What is Entrapment?

According to California law, entrapment is a scenario where a “normally law abiding citizen” is coaxed, pressured, or otherwise manipulated into committing a criminal offense that he or she would not have committed otherwise. Entrapment only applies to intimidating conduct, such as harassment, threats, fraud, and pressure.

If an officer merely offered you an "opportunity" to commit a crime, you will not be able to use entrapment as a defense. The courts operate under the assumption that reasonable people resist any temptation to commit a crime when it was merely a simple opportunity that arose.

Proving the Police are Guilty of Entrapment

As with other cases, the prosecution must prove that you are guilty “beyond a reasonable doubt," meaning that the only logical explanation for what happened is that you committed the crime. If you use entrapment as your defense, you are responsible for bearing the burden of proving that the officer is guilty by a “preponderance of the evidence,” meaning that the officer “more likely than not” induced you to commit the crime.

Remember, proving that the officer assured you that you were not being "set up" will not count as "inducement," and will therefore not be an effective piece of evidence when you claim entrapment as a defense. Officers are allowed to use tactics like this to gain your trust. They cannot, however, lie to you and promise that the action in question is legal.

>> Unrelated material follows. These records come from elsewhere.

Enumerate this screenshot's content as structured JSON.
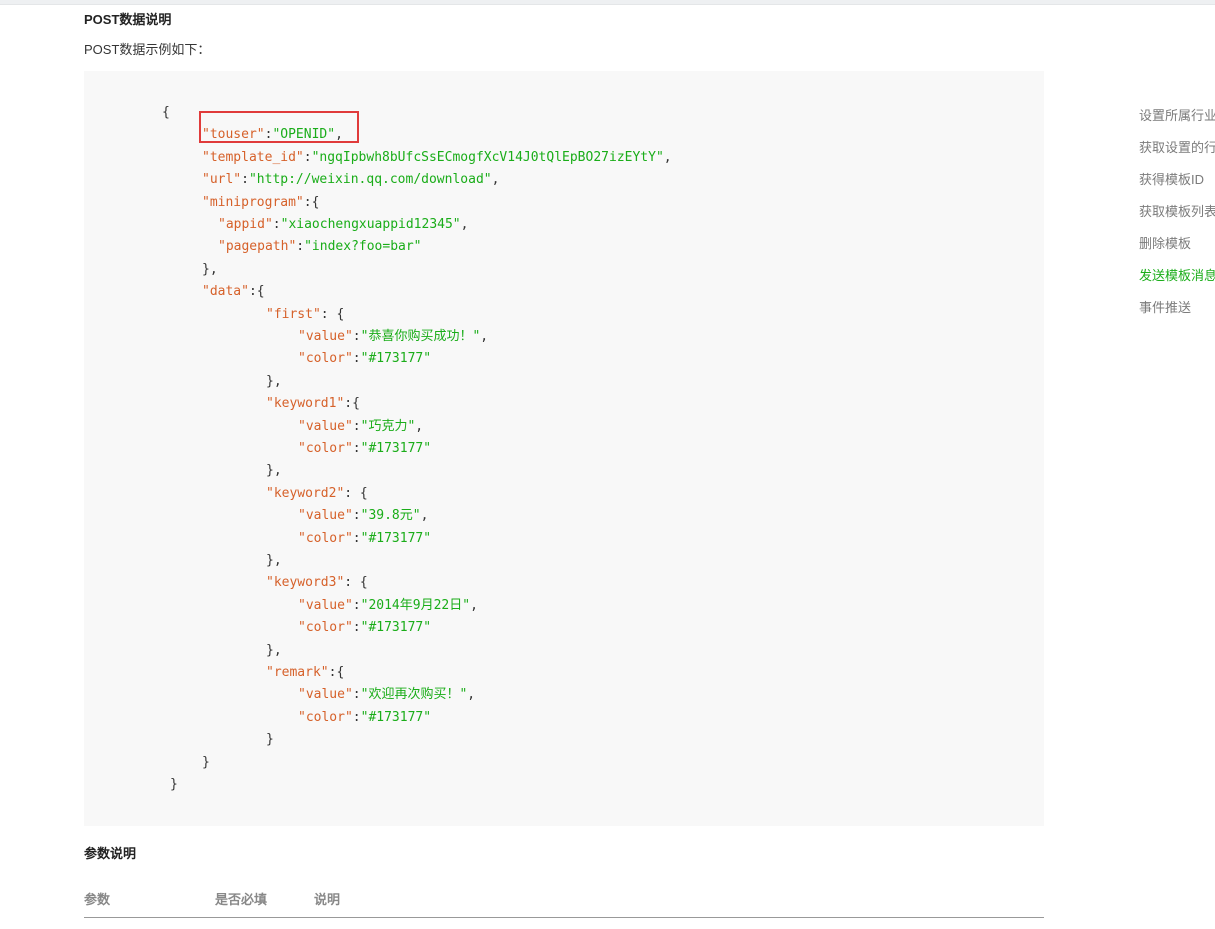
{
  "section": {
    "title": "POST数据说明",
    "intro": "POST数据示例如下："
  },
  "code_lines": [
    [
      {
        "t": "{",
        "c": "punc"
      }
    ],
    [
      {
        "t": "\"touser\"",
        "c": "key"
      },
      {
        "t": ":",
        "c": "punc"
      },
      {
        "t": "\"OPENID\"",
        "c": "str"
      },
      {
        "t": ",",
        "c": "punc"
      }
    ],
    [
      {
        "t": "\"template_id\"",
        "c": "key"
      },
      {
        "t": ":",
        "c": "punc"
      },
      {
        "t": "\"ngqIpbwh8bUfcSsECmogfXcV14J0tQlEpBO27izEYtY\"",
        "c": "str"
      },
      {
        "t": ",",
        "c": "punc"
      }
    ],
    [
      {
        "t": "\"url\"",
        "c": "key"
      },
      {
        "t": ":",
        "c": "punc"
      },
      {
        "t": "\"http://weixin.qq.com/download\"",
        "c": "str"
      },
      {
        "t": ",",
        "c": "punc"
      }
    ],
    [
      {
        "t": "\"miniprogram\"",
        "c": "key"
      },
      {
        "t": ":{",
        "c": "punc"
      }
    ],
    [
      {
        "t": "\"appid\"",
        "c": "key"
      },
      {
        "t": ":",
        "c": "punc"
      },
      {
        "t": "\"xiaochengxuappid12345\"",
        "c": "str"
      },
      {
        "t": ",",
        "c": "punc"
      }
    ],
    [
      {
        "t": "\"pagepath\"",
        "c": "key"
      },
      {
        "t": ":",
        "c": "punc"
      },
      {
        "t": "\"index?foo=bar\"",
        "c": "str"
      }
    ],
    [
      {
        "t": "},",
        "c": "punc"
      }
    ],
    [
      {
        "t": "\"data\"",
        "c": "key"
      },
      {
        "t": ":{",
        "c": "punc"
      }
    ],
    [
      {
        "t": "\"first\"",
        "c": "key"
      },
      {
        "t": ": {",
        "c": "punc"
      }
    ],
    [
      {
        "t": "\"value\"",
        "c": "key"
      },
      {
        "t": ":",
        "c": "punc"
      },
      {
        "t": "\"恭喜你购买成功！\"",
        "c": "str"
      },
      {
        "t": ",",
        "c": "punc"
      }
    ],
    [
      {
        "t": "\"color\"",
        "c": "key"
      },
      {
        "t": ":",
        "c": "punc"
      },
      {
        "t": "\"#173177\"",
        "c": "str"
      }
    ],
    [
      {
        "t": "},",
        "c": "punc"
      }
    ],
    [
      {
        "t": "\"keyword1\"",
        "c": "key"
      },
      {
        "t": ":{",
        "c": "punc"
      }
    ],
    [
      {
        "t": "\"value\"",
        "c": "key"
      },
      {
        "t": ":",
        "c": "punc"
      },
      {
        "t": "\"巧克力\"",
        "c": "str"
      },
      {
        "t": ",",
        "c": "punc"
      }
    ],
    [
      {
        "t": "\"color\"",
        "c": "key"
      },
      {
        "t": ":",
        "c": "punc"
      },
      {
        "t": "\"#173177\"",
        "c": "str"
      }
    ],
    [
      {
        "t": "},",
        "c": "punc"
      }
    ],
    [
      {
        "t": "\"keyword2\"",
        "c": "key"
      },
      {
        "t": ": {",
        "c": "punc"
      }
    ],
    [
      {
        "t": "\"value\"",
        "c": "key"
      },
      {
        "t": ":",
        "c": "punc"
      },
      {
        "t": "\"39.8元\"",
        "c": "str"
      },
      {
        "t": ",",
        "c": "punc"
      }
    ],
    [
      {
        "t": "\"color\"",
        "c": "key"
      },
      {
        "t": ":",
        "c": "punc"
      },
      {
        "t": "\"#173177\"",
        "c": "str"
      }
    ],
    [
      {
        "t": "},",
        "c": "punc"
      }
    ],
    [
      {
        "t": "\"keyword3\"",
        "c": "key"
      },
      {
        "t": ": {",
        "c": "punc"
      }
    ],
    [
      {
        "t": "\"value\"",
        "c": "key"
      },
      {
        "t": ":",
        "c": "punc"
      },
      {
        "t": "\"2014年9月22日\"",
        "c": "str"
      },
      {
        "t": ",",
        "c": "punc"
      }
    ],
    [
      {
        "t": "\"color\"",
        "c": "key"
      },
      {
        "t": ":",
        "c": "punc"
      },
      {
        "t": "\"#173177\"",
        "c": "str"
      }
    ],
    [
      {
        "t": "},",
        "c": "punc"
      }
    ],
    [
      {
        "t": "\"remark\"",
        "c": "key"
      },
      {
        "t": ":{",
        "c": "punc"
      }
    ],
    [
      {
        "t": "\"value\"",
        "c": "key"
      },
      {
        "t": ":",
        "c": "punc"
      },
      {
        "t": "\"欢迎再次购买！\"",
        "c": "str"
      },
      {
        "t": ",",
        "c": "punc"
      }
    ],
    [
      {
        "t": "\"color\"",
        "c": "key"
      },
      {
        "t": ":",
        "c": "punc"
      },
      {
        "t": "\"#173177\"",
        "c": "str"
      }
    ],
    [
      {
        "t": "}",
        "c": "punc"
      }
    ],
    [
      {
        "t": "}",
        "c": "punc"
      }
    ],
    [
      {
        "t": "}",
        "c": "punc"
      }
    ]
  ],
  "params": {
    "title": "参数说明",
    "headers": [
      "参数",
      "是否必填",
      "说明"
    ]
  },
  "sidenav": {
    "items": [
      {
        "label": "设置所属行业",
        "active": false
      },
      {
        "label": "获取设置的行业信息",
        "active": false
      },
      {
        "label": "获得模板ID",
        "active": false
      },
      {
        "label": "获取模板列表",
        "active": false
      },
      {
        "label": "删除模板",
        "active": false
      },
      {
        "label": "发送模板消息",
        "active": true
      },
      {
        "label": "事件推送",
        "active": false
      }
    ]
  },
  "colors": {
    "json_key": "#d6612a",
    "json_string": "#1aad19",
    "highlight_border": "#e03b3b",
    "active_nav": "#1aad19"
  }
}
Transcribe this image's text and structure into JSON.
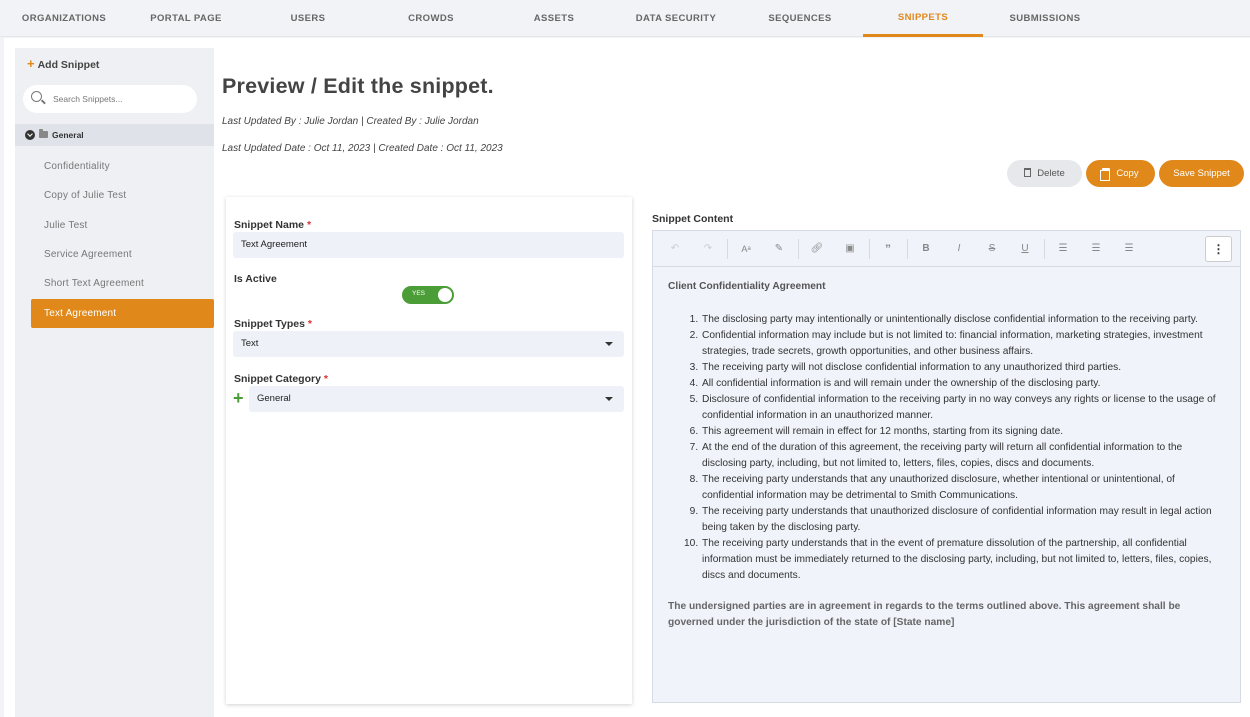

Common types of conduct that might persuade a normally law abiding citizen to succumb to committing a crime:

  • The police officer guaranteeing that the conduct is not illegal.
  • The police officer promising that the crime will go undetected.
  • The police officer offers extraordinary rewards.
  • The police officer appeals to sympathy.

To properly prove entrapment, it is up to your criminal defense attorney to show the jury the criminal act would not have been your initial choice and you would not have committed the crime if it had not been induced by an officer.

To learn more information, contact our Bakersfield criminal defense attorney at Campbell Whitten today.